# [Task brief]
Begin at the line with "Enumerate this screenshot's" and write out every line after it, exactly, through the last line below, adding nothing.

Dataset entries Block Start

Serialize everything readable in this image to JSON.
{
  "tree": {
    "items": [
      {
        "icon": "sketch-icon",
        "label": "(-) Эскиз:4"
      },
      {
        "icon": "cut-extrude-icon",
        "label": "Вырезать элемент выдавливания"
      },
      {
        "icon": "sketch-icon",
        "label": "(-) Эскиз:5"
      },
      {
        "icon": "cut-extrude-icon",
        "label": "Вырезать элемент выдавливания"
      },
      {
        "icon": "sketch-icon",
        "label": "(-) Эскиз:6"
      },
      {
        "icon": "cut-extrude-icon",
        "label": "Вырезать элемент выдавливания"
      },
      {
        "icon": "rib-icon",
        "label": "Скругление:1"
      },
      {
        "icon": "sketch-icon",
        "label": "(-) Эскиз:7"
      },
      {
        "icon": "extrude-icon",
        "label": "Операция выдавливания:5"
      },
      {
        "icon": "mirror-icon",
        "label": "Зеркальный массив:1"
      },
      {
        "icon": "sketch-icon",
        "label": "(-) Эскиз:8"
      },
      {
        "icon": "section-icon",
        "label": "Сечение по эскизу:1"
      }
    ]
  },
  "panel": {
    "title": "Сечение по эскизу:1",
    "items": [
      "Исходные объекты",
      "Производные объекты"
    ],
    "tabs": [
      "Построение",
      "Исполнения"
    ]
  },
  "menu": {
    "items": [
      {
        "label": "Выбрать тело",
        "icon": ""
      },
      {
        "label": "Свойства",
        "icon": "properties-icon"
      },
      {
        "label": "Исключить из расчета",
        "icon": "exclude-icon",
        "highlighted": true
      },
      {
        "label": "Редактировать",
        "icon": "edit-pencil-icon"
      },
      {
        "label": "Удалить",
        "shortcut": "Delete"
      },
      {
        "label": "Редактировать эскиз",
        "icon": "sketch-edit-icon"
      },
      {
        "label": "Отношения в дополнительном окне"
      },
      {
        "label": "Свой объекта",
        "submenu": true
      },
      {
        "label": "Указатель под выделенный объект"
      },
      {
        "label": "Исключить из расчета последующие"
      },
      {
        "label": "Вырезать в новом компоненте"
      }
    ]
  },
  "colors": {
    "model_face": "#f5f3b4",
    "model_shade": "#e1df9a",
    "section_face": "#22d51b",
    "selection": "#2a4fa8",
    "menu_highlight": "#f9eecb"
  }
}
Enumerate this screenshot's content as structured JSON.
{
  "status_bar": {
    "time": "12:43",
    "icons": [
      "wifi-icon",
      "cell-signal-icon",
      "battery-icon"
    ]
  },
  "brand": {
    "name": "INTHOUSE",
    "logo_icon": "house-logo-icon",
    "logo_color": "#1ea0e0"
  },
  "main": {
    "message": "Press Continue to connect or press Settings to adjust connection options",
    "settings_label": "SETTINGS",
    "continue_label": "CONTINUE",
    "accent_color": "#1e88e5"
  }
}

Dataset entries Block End

# [Finished exercise]
Enumerate this screenshot's content as structured JSON.
{
  "status_bar": {
    "time": "12:43",
    "icons": [
      "wifi-icon",
      "cell-signal-icon",
      "battery-icon"
    ]
  },
  "brand": {
    "name": "INTHOUSE",
    "logo_icon": "house-logo-icon",
    "logo_color": "#1ea0e0"
  },
  "main": {
    "message": "Press Continue to connect or press Settings to adjust connection options",
    "settings_label": "SETTINGS",
    "continue_label": "CONTINUE",
    "accent_color": "#1e88e5"
  }
}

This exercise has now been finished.